Thanks.

This is an adjustable boost converter with a 35V max output. It can output lower V as long as the input is lower than that.

This one boosts 1 to 4 volts up to 5V and cost less than \$2 shipped (figure 3 weeks from China). https://www.dx.com/p/usb-dc-1-5v-to-dc-5v-voltage-step-up-boost-module-green-143571#.W6xA0K3gVj8

"The dc-dc converter only changes the voltage though, wouldn't you want more current? "

The battery supplies the current until it drops below 1V. To get 1A out of the converter takes a bit (10% or less) more than output A / input A from the battery. Your servo maxes at 750mA? Will it do what you need with less?

" And what would you recommend the resistance of the resistor to the battery be?"

I'd put the resistor between the boost converter and the servo (after some thought) and use Ohm's Law to find the resistance.

Amps = Volts / Ohms

rearrange and I am guessing at 5V and 700mA max...

Ohms = Volts / Amps = 5V / .7A = 7 ohms.

If I didn't need 700mA to drive the servo, maybe a 10 Ohm resistor would do.

You can put resistors in parallel to get a smaller resistance than either. https://www.electronics-tutorials.ws/resistor/res_4.html

Resistors mostly come in standard values which is why they get paired up at times. http://www.resistorguide.com/resistor-values/

Still, check with jremington and others about using resistance to limit battery draw just in case.

Thanks, a lot, I think I've got figured out what I need to do to get this project back online, (and a few helpful guidlines for the future)! I think the DC 3~34V to DC 4~35V Adjustable Boost Converter Charger Module would be better for my project, and the servo's won't need to have the max current, so it should be fine. However, I need quick shipping, 1 day at best and 2 at worst, so I'll have to go the Amazon route.

This should be the same thing right? https://tinyurl.com/y6u7tmcy

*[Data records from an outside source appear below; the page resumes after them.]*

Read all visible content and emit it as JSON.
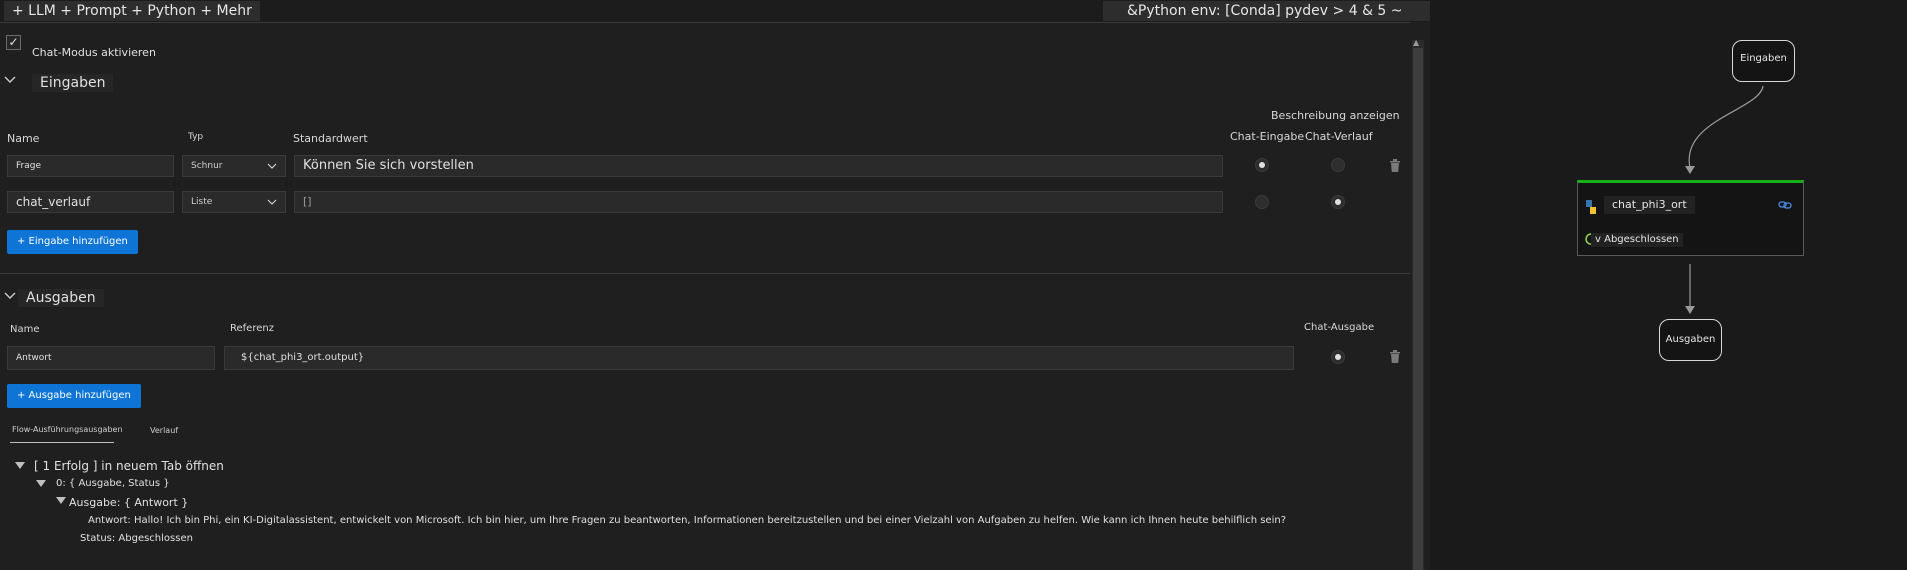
{
  "toolbar": {
    "title": "+ LLM + Prompt + Python + Mehr",
    "env": "&Python env: [Conda] pydev > 4 & 5 ~"
  },
  "chat_mode": {
    "label": "Chat-Modus aktivieren",
    "checked": true
  },
  "inputs_section": {
    "title": "Eingaben",
    "show_description": "Beschreibung anzeigen",
    "columns": {
      "name": "Name",
      "type": "Typ",
      "default": "Standardwert",
      "chat_input": "Chat-Eingabe",
      "chat_history": "Chat-Verlauf"
    },
    "rows": [
      {
        "name": "Frage",
        "type": "Schnur",
        "default": "Können Sie sich vorstellen",
        "chat_input": true,
        "chat_history": false
      },
      {
        "name": "chat_verlauf",
        "type": "Liste",
        "default": "[]",
        "chat_input": false,
        "chat_history": true
      }
    ],
    "add_button": "+ Eingabe hinzufügen"
  },
  "outputs_section": {
    "title": "Ausgaben",
    "columns": {
      "name": "Name",
      "reference": "Referenz",
      "chat_output": "Chat-Ausgabe"
    },
    "rows": [
      {
        "name": "Antwort",
        "reference": "${chat_phi3_ort.output}",
        "chat_output": true
      }
    ],
    "add_button": "+ Ausgabe hinzufügen"
  },
  "tabs": [
    {
      "label": "Flow-Ausführungsausgaben",
      "active": true
    },
    {
      "label": "Verlauf",
      "active": false
    }
  ],
  "tree": {
    "root": "[ 1 Erfolg ] in neuem Tab öffnen",
    "level1": "0: { Ausgabe, Status }",
    "level2": "Ausgabe: { Antwort }",
    "answer": "Antwort: Hallo! Ich bin Phi, ein KI-Digitalassistent, entwickelt von Microsoft. Ich bin hier, um Ihre Fragen zu beantworten, Informationen bereitzustellen und bei einer Vielzahl von Aufgaben zu helfen. Wie kann ich Ihnen heute behilflich sein?",
    "status": "Status: Abgeschlossen"
  },
  "graph": {
    "input_node": "Eingaben",
    "main_node": {
      "title": "chat_phi3_ort",
      "status": "v Abgeschlossen"
    },
    "output_node": "Ausgaben"
  },
  "colors": {
    "accent": "#0e74d6",
    "success": "#18b018",
    "background": "#1e1e1e"
  },
  "icons": [
    "checkmark-icon",
    "chevron-down-icon",
    "trash-icon",
    "python-icon",
    "link-icon",
    "spinner-icon"
  ]
}
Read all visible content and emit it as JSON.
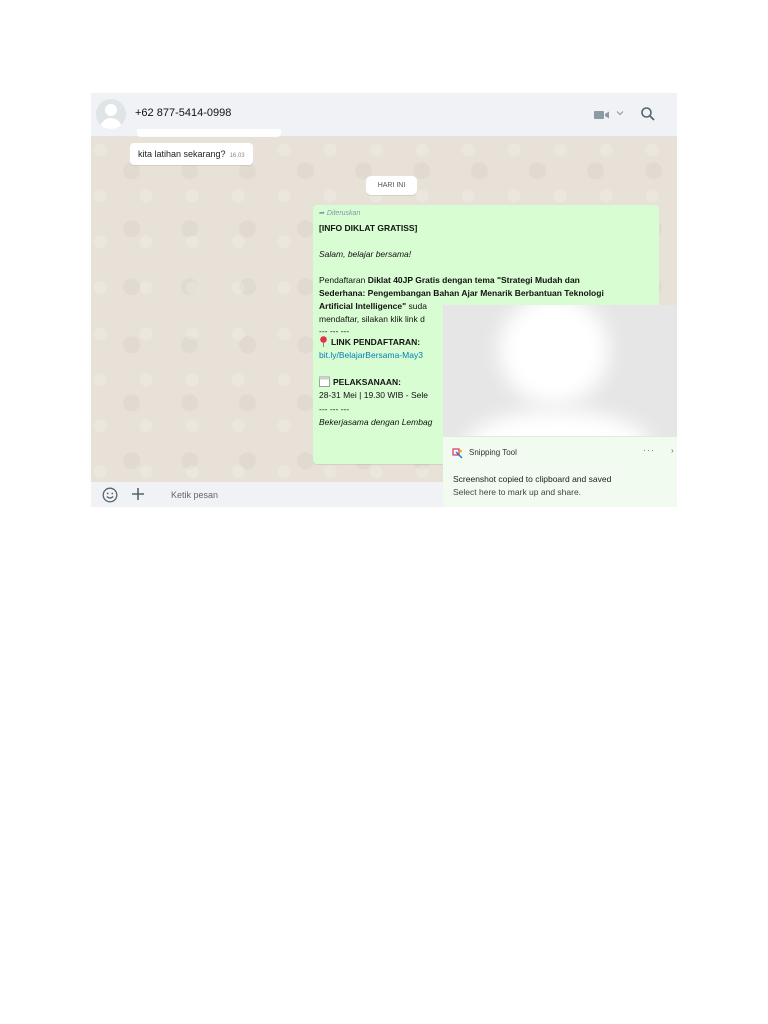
{
  "header": {
    "contact": "+62 877-5414-0998",
    "icons": [
      "avatar-placeholder",
      "video-call-icon",
      "chevron-down-icon",
      "search-icon"
    ]
  },
  "chat": {
    "incoming": {
      "text": "kita latihan sekarang?",
      "time": "16.03"
    },
    "date_chip": "HARI INI",
    "outgoing": {
      "forwarded_label": "Diteruskan",
      "title": "[INFO DIKLAT GRATISS]",
      "greeting": "Salam, belajar bersama!",
      "para_line1_prefix": "Pendaftaran ",
      "para_line1_bold": "Diklat 40JP Gratis dengan tema \"Strategi Mudah dan",
      "para_line2": "Sederhana: Pengembangan Bahan Ajar Menarik Berbantuan Teknologi",
      "para_line3_bold": "Artificial Intelligence\"",
      "para_line3_rest": " suda",
      "para_line4": "mendaftar, silakan klik link d",
      "separator": "--- --- ---",
      "link_label": "LINK PENDAFTARAN:",
      "link_url": "bit.ly/BelajarBersama-May3",
      "pelaksanaan_label": "PELAKSANAAN:",
      "pelaksanaan_date": "28-31 Mei | 19.30 WIB - Sele",
      "separator2": "--- --- ---",
      "collab": "Bekerjasama dengan Lembag"
    }
  },
  "composer": {
    "placeholder": "Ketik pesan"
  },
  "toast": {
    "app_name": "Snipping Tool",
    "more": "···",
    "close": "›",
    "line1": "Screenshot copied to clipboard and saved",
    "line2": "Select here to mark up and share."
  },
  "colors": {
    "outgoing_bubble": "#d9fdd3",
    "link": "#027eb5",
    "header": "#f0f2f5",
    "chat_bg": "#e7e1d7"
  }
}
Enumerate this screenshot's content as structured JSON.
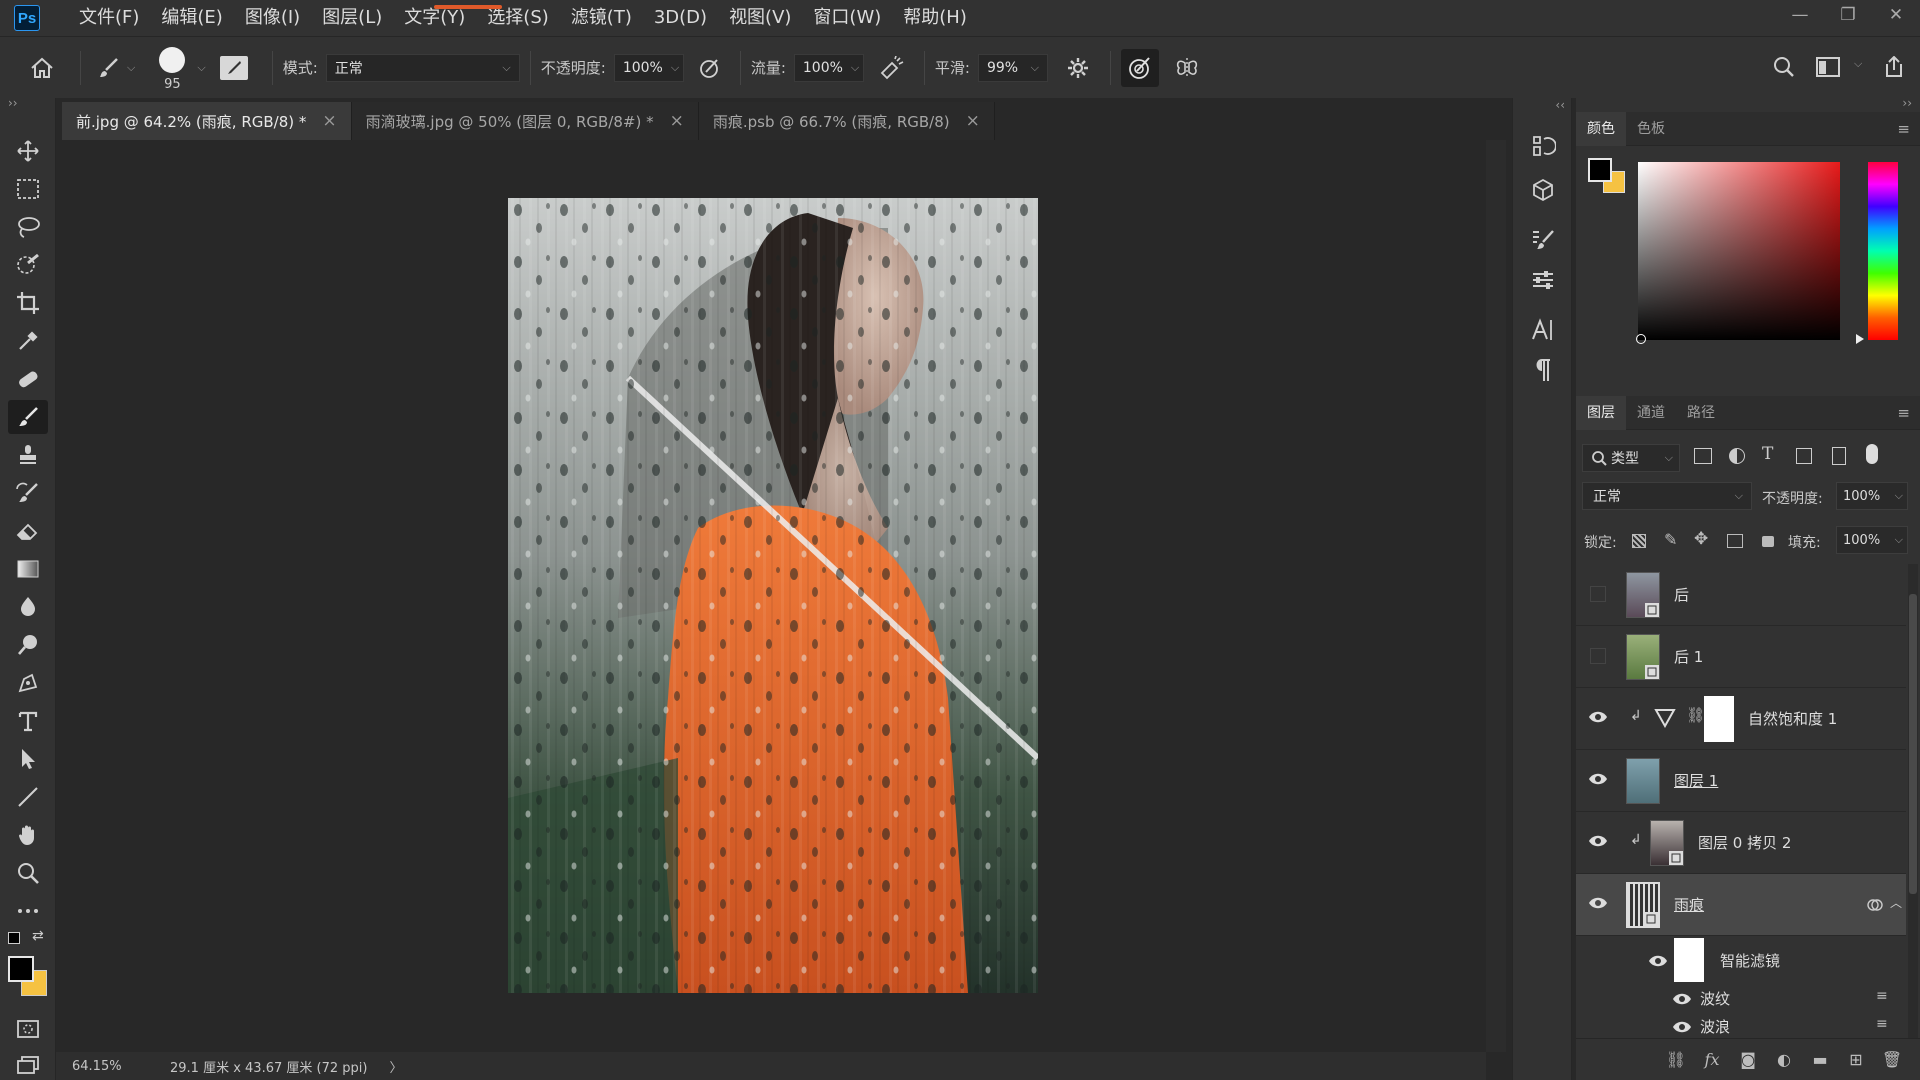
{
  "app": {
    "logo": "Ps"
  },
  "menu": [
    {
      "label": "文件(F)"
    },
    {
      "label": "编辑(E)"
    },
    {
      "label": "图像(I)"
    },
    {
      "label": "图层(L)"
    },
    {
      "label": "文字(Y)"
    },
    {
      "label": "选择(S)"
    },
    {
      "label": "滤镜(T)"
    },
    {
      "label": "3D(D)"
    },
    {
      "label": "视图(V)"
    },
    {
      "label": "窗口(W)"
    },
    {
      "label": "帮助(H)"
    }
  ],
  "options": {
    "brush_size": "95",
    "mode_label": "模式:",
    "mode_value": "正常",
    "opacity_label": "不透明度:",
    "opacity_value": "100%",
    "flow_label": "流量:",
    "flow_value": "100%",
    "smooth_label": "平滑:",
    "smooth_value": "99%"
  },
  "tabs": [
    {
      "label": "前.jpg @ 64.2% (雨痕, RGB/8) *",
      "active": true
    },
    {
      "label": "雨滴玻璃.jpg @ 50% (图层 0, RGB/8#) *",
      "active": false
    },
    {
      "label": "雨痕.psb @ 66.7% (雨痕, RGB/8)",
      "active": false
    }
  ],
  "status": {
    "zoom": "64.15%",
    "doc_size": "29.1 厘米 x 43.67 厘米 (72 ppi)",
    "arrow": "〉"
  },
  "colors": {
    "accent_orange": "#e05a2a",
    "foreground": "#000000",
    "background": "#f5c242",
    "ps_blue": "#31a8ff"
  },
  "color_panel": {
    "tabs": [
      {
        "label": "颜色"
      },
      {
        "label": "色板"
      }
    ]
  },
  "layers_panel": {
    "tabs": [
      {
        "label": "图层"
      },
      {
        "label": "通道"
      },
      {
        "label": "路径"
      }
    ],
    "filter_label": "类型",
    "blend_mode": "正常",
    "opacity_label": "不透明度:",
    "opacity_value": "100%",
    "lock_label": "锁定:",
    "fill_label": "填充:",
    "fill_value": "100%",
    "layers": [
      {
        "name": "后",
        "visible": false
      },
      {
        "name": "后 1",
        "visible": false
      },
      {
        "name": "自然饱和度 1",
        "visible": true
      },
      {
        "name": "图层 1",
        "visible": true
      },
      {
        "name": "图层 0 拷贝 2",
        "visible": true
      },
      {
        "name": "雨痕",
        "visible": true,
        "selected": true
      }
    ],
    "smart_filter_label": "智能滤镜",
    "filters": [
      {
        "name": "波纹"
      },
      {
        "name": "波浪"
      }
    ]
  }
}
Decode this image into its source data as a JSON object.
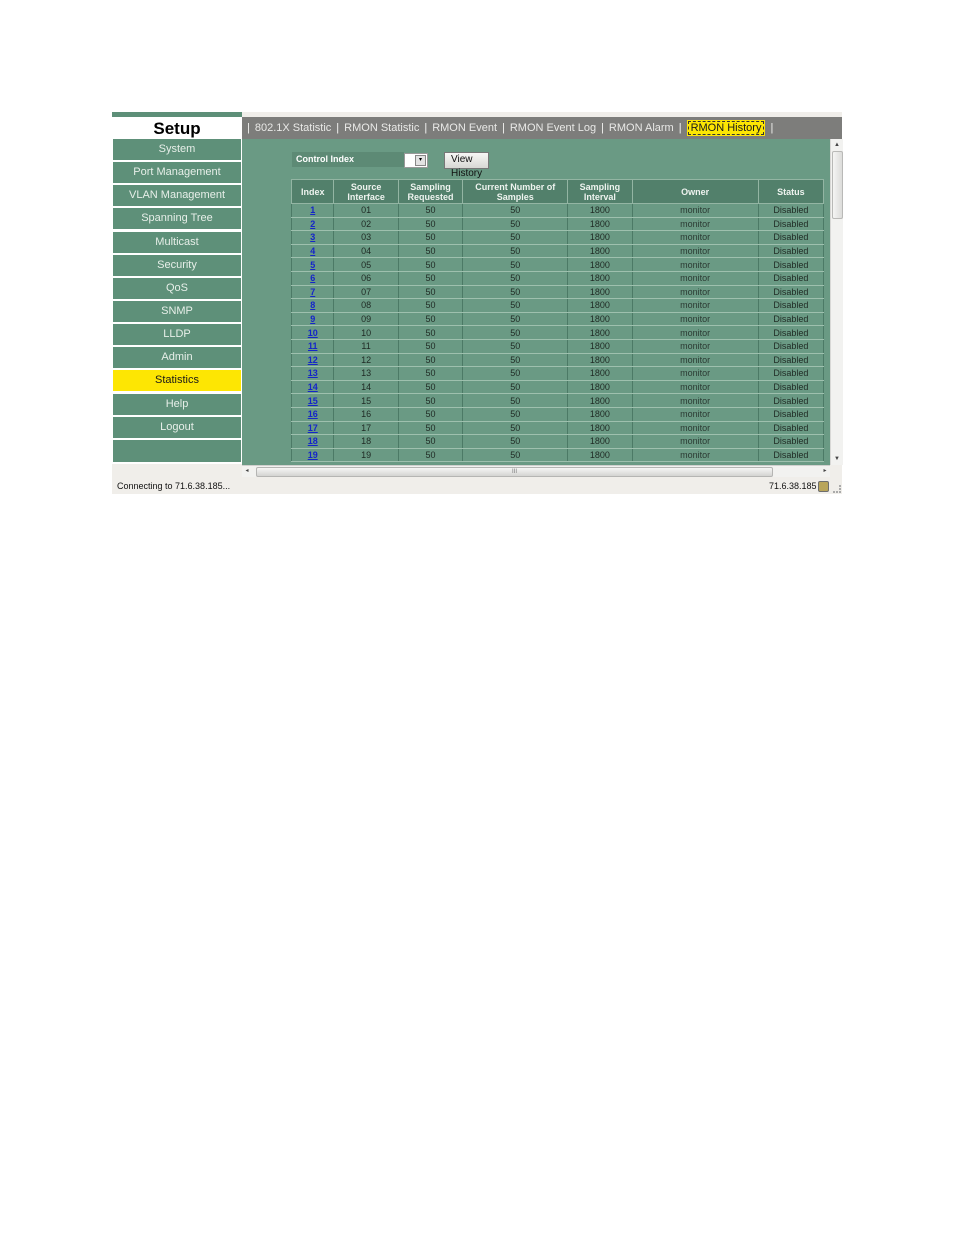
{
  "sidebar": {
    "title": "Setup",
    "items": [
      {
        "label": "System",
        "active": false
      },
      {
        "label": "Port Management",
        "active": false
      },
      {
        "label": "VLAN Management",
        "active": false
      },
      {
        "label": "Spanning Tree",
        "active": false
      },
      {
        "label": "Multicast",
        "active": false
      },
      {
        "label": "Security",
        "active": false
      },
      {
        "label": "QoS",
        "active": false
      },
      {
        "label": "SNMP",
        "active": false
      },
      {
        "label": "LLDP",
        "active": false
      },
      {
        "label": "Admin",
        "active": false
      },
      {
        "label": "Statistics",
        "active": true
      },
      {
        "label": "Help",
        "active": false
      },
      {
        "label": "Logout",
        "active": false
      }
    ]
  },
  "tabs": [
    {
      "label": "802.1X Statistic",
      "active": false
    },
    {
      "label": "RMON Statistic",
      "active": false
    },
    {
      "label": "RMON Event",
      "active": false
    },
    {
      "label": "RMON Event Log",
      "active": false
    },
    {
      "label": "RMON Alarm",
      "active": false
    },
    {
      "label": "RMON History",
      "active": true
    }
  ],
  "tab_separator": "|",
  "controls": {
    "control_index_label": "Control Index",
    "control_index_value": "",
    "select_arrow": "▾",
    "view_button": "View History Table"
  },
  "table": {
    "headers": [
      "Index",
      "Source Interface",
      "Sampling Requested",
      "Current Number of Samples",
      "Sampling Interval",
      "Owner",
      "Status"
    ],
    "rows": [
      [
        "1",
        "01",
        "50",
        "50",
        "1800",
        "monitor",
        "Disabled"
      ],
      [
        "2",
        "02",
        "50",
        "50",
        "1800",
        "monitor",
        "Disabled"
      ],
      [
        "3",
        "03",
        "50",
        "50",
        "1800",
        "monitor",
        "Disabled"
      ],
      [
        "4",
        "04",
        "50",
        "50",
        "1800",
        "monitor",
        "Disabled"
      ],
      [
        "5",
        "05",
        "50",
        "50",
        "1800",
        "monitor",
        "Disabled"
      ],
      [
        "6",
        "06",
        "50",
        "50",
        "1800",
        "monitor",
        "Disabled"
      ],
      [
        "7",
        "07",
        "50",
        "50",
        "1800",
        "monitor",
        "Disabled"
      ],
      [
        "8",
        "08",
        "50",
        "50",
        "1800",
        "monitor",
        "Disabled"
      ],
      [
        "9",
        "09",
        "50",
        "50",
        "1800",
        "monitor",
        "Disabled"
      ],
      [
        "10",
        "10",
        "50",
        "50",
        "1800",
        "monitor",
        "Disabled"
      ],
      [
        "11",
        "11",
        "50",
        "50",
        "1800",
        "monitor",
        "Disabled"
      ],
      [
        "12",
        "12",
        "50",
        "50",
        "1800",
        "monitor",
        "Disabled"
      ],
      [
        "13",
        "13",
        "50",
        "50",
        "1800",
        "monitor",
        "Disabled"
      ],
      [
        "14",
        "14",
        "50",
        "50",
        "1800",
        "monitor",
        "Disabled"
      ],
      [
        "15",
        "15",
        "50",
        "50",
        "1800",
        "monitor",
        "Disabled"
      ],
      [
        "16",
        "16",
        "50",
        "50",
        "1800",
        "monitor",
        "Disabled"
      ],
      [
        "17",
        "17",
        "50",
        "50",
        "1800",
        "monitor",
        "Disabled"
      ],
      [
        "18",
        "18",
        "50",
        "50",
        "1800",
        "monitor",
        "Disabled"
      ],
      [
        "19",
        "19",
        "50",
        "50",
        "1800",
        "monitor",
        "Disabled"
      ]
    ]
  },
  "scrollbars": {
    "up": "▲",
    "down": "▼",
    "left": "◂",
    "right": "▸",
    "grip": "≡",
    "hgrip": "III"
  },
  "statusbar": {
    "message": "Connecting to 71.6.38.185...",
    "address": "71.6.38.185"
  },
  "colors": {
    "panel_green": "#6a9a84",
    "nav_green": "#5e9079",
    "active_yellow": "#fde603",
    "tabbar_gray": "#7d7d7b",
    "link_blue": "#1525c9"
  }
}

As for the resistors, thanks, I will check your work with someone else, but thanks for the estimate!

Thanks again! :)

the servo’s won’t need to have the max current

Servos momentarily draw the maximum (stall) current every time they start moving.

They draw what they can get, right? That's what the limiting resistor is for same as pins with leds or FET gates?

Bad idea to limit stall current of a servo with a resistor. Servo power is for the motor and for the electronics inside the servo. If you mess with servo power, then the position feedback could get flaky too, resulting in jitter. Leo..